Pakistan’s Unruly Provinces on the Afghanistan Border
Tribal defiance in Pakistan’s Baluchistan province continues to challenge the authority of President Pervez Musharraf’s government. Local chieftain Akbar Khan Bugti, in particular, appears to be hell bent on causing problems in his region. Over the past several months his forces have blown up the gas pipeline that traverses tribal lands, disrupting gas supplies to various parts of Pakistan. Demanding increased royalties for Bugtis and a withdrawal of federal troops from the province, he even opposes the development of the Gawadar port. In Islamabad, President Musharraf has asserted that he will not rest until the “tribal leadership menace” is totally eradicated. Even though the tribal system is so entrenched and grounded in centuries of tradition that all earlier attempts by previous governments have failed, this does not mean that a solution cannot be found.

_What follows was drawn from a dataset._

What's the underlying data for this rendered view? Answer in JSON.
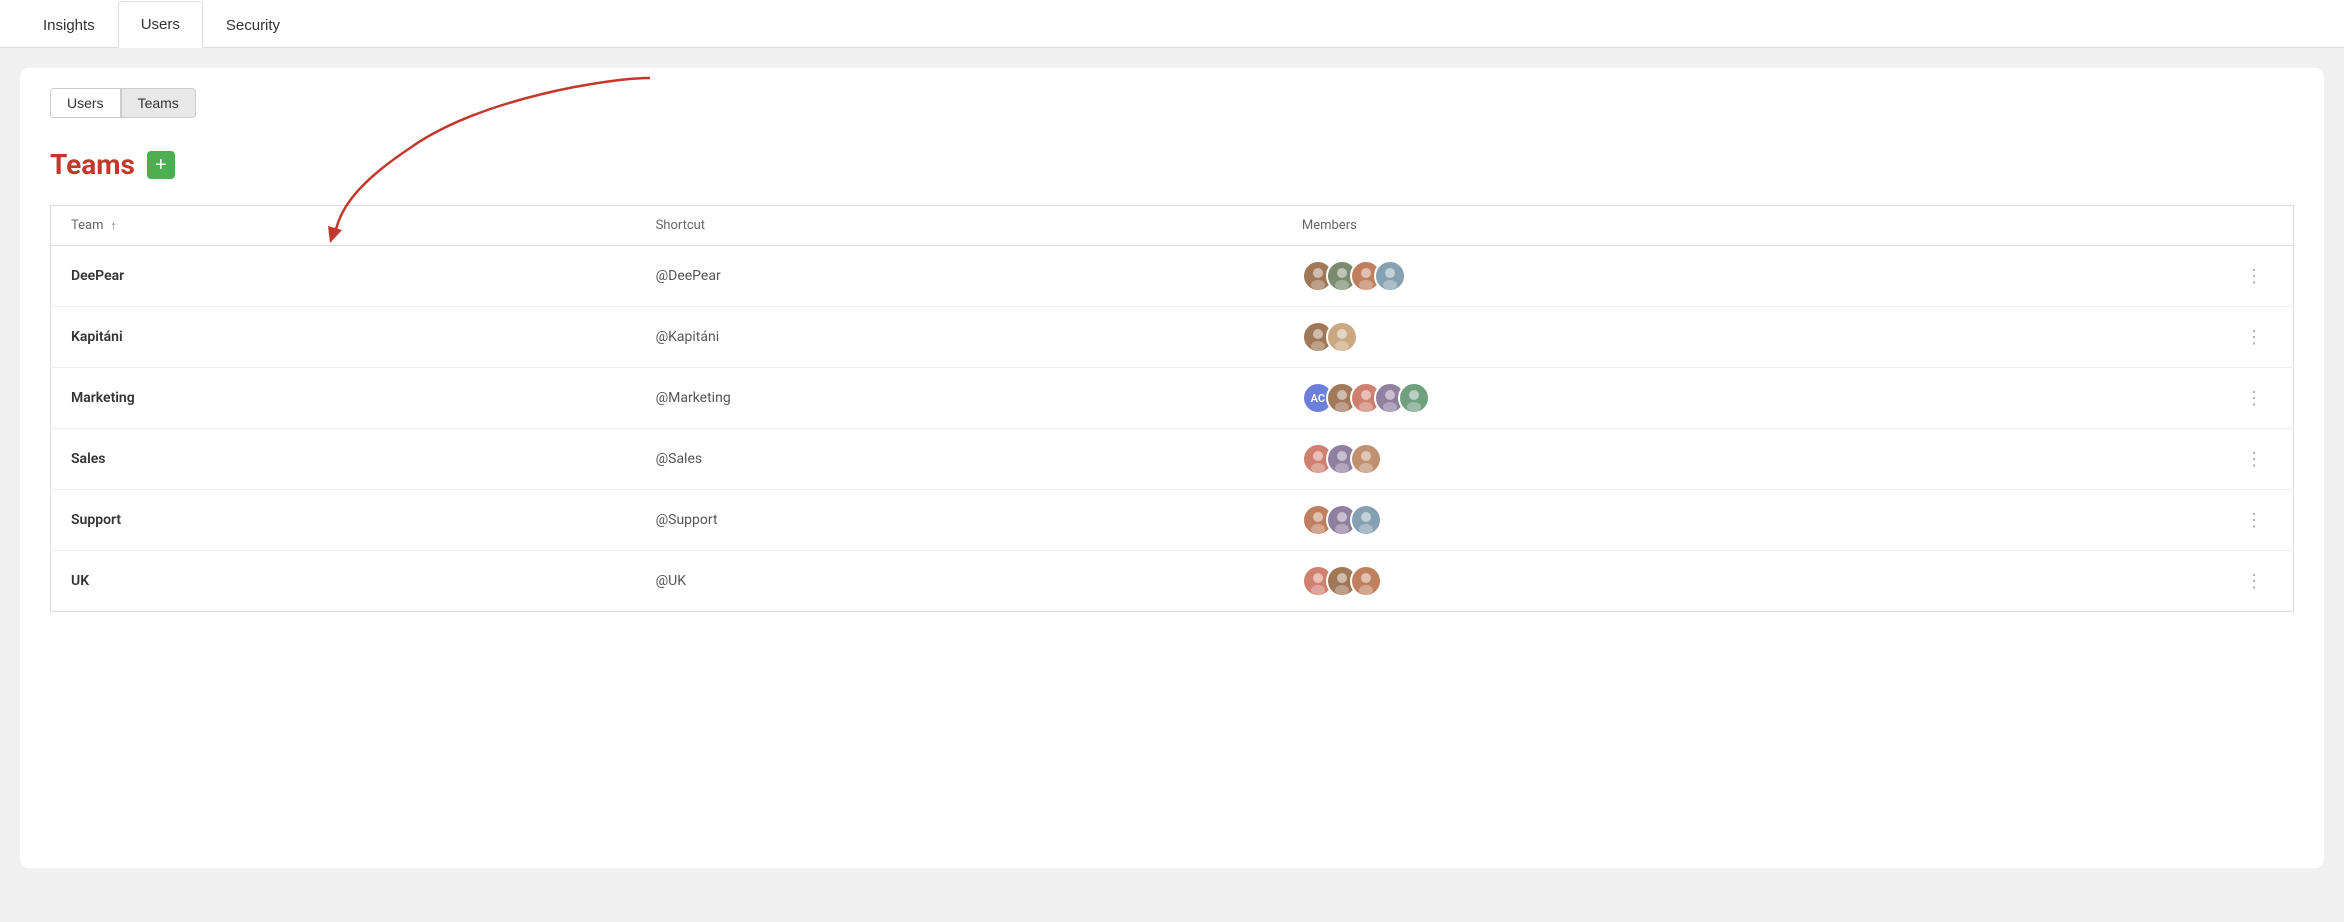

Waziristan, a rugged area perched on the borders of Pakistan and Afghanistan, has been home to the Taliban and al-Qaeda, with support from the local population allowing them to move in and out of the area at will. The groups clearly enjoy similar support on the Afghan side. Pakistani forces have raided towns in the federally administered tribal area several times, and killing or capturing hundreds of members who sought shelter there—but also losing many of their own in the process. While the problem does appear to be diminishing, it has not disappeared.
Relations between Afghanistan and Pakistan have not been good in recent months, with each governnment accusing the other of doing too little to curb cross-border terrorism. After Afghan President Hamid Karzai provided Musharraf with the names and locations of al-Qaeda cells hiding inside Pakistan, Islamabad checked out the lists, only to find them obsolete. Trouble inside Afghanistan also has increased recently and, according to U.S. troops assisting the coalition forces, may escalate further as the weather improves in the coming weeks. ❑
Prof. M. M. Ali is a specialist on South Asia based in the Washington, DC metropolitan area.